→ WORK TO BE COMPLETED
Give back the full listing, character for character, with no pictures.

···

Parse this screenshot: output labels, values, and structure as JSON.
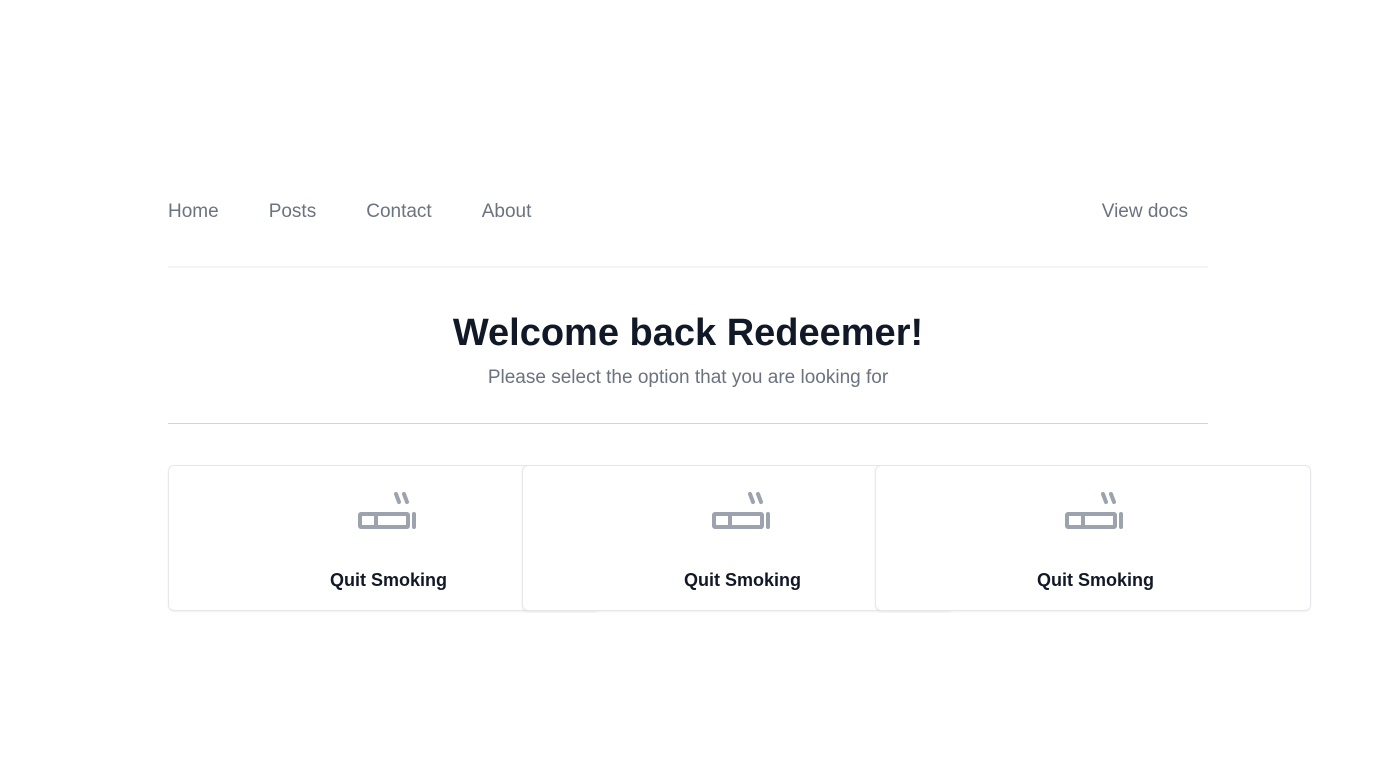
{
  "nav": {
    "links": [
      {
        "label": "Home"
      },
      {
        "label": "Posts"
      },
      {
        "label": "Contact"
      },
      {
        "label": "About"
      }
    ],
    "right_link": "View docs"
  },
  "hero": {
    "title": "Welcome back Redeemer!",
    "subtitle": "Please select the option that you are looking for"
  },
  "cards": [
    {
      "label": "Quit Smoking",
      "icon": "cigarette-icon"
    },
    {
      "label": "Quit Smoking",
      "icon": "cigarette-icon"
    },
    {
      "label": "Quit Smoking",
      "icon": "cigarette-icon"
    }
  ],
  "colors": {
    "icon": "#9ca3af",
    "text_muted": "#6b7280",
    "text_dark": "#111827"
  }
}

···

→ RESPONSE TO THIS EXERCISE
Parse this screenshot: output labels, values, and structure as JSON.
{
  "nav": {
    "links": [
      {
        "label": "Home"
      },
      {
        "label": "Posts"
      },
      {
        "label": "Contact"
      },
      {
        "label": "About"
      }
    ],
    "right_link": "View docs"
  },
  "hero": {
    "title": "Welcome back Redeemer!",
    "subtitle": "Please select the option that you are looking for"
  },
  "cards": [
    {
      "label": "Quit Smoking",
      "icon": "cigarette-icon"
    },
    {
      "label": "Quit Smoking",
      "icon": "cigarette-icon"
    },
    {
      "label": "Quit Smoking",
      "icon": "cigarette-icon"
    }
  ],
  "colors": {
    "icon": "#9ca3af",
    "text_muted": "#6b7280",
    "text_dark": "#111827"
  }
}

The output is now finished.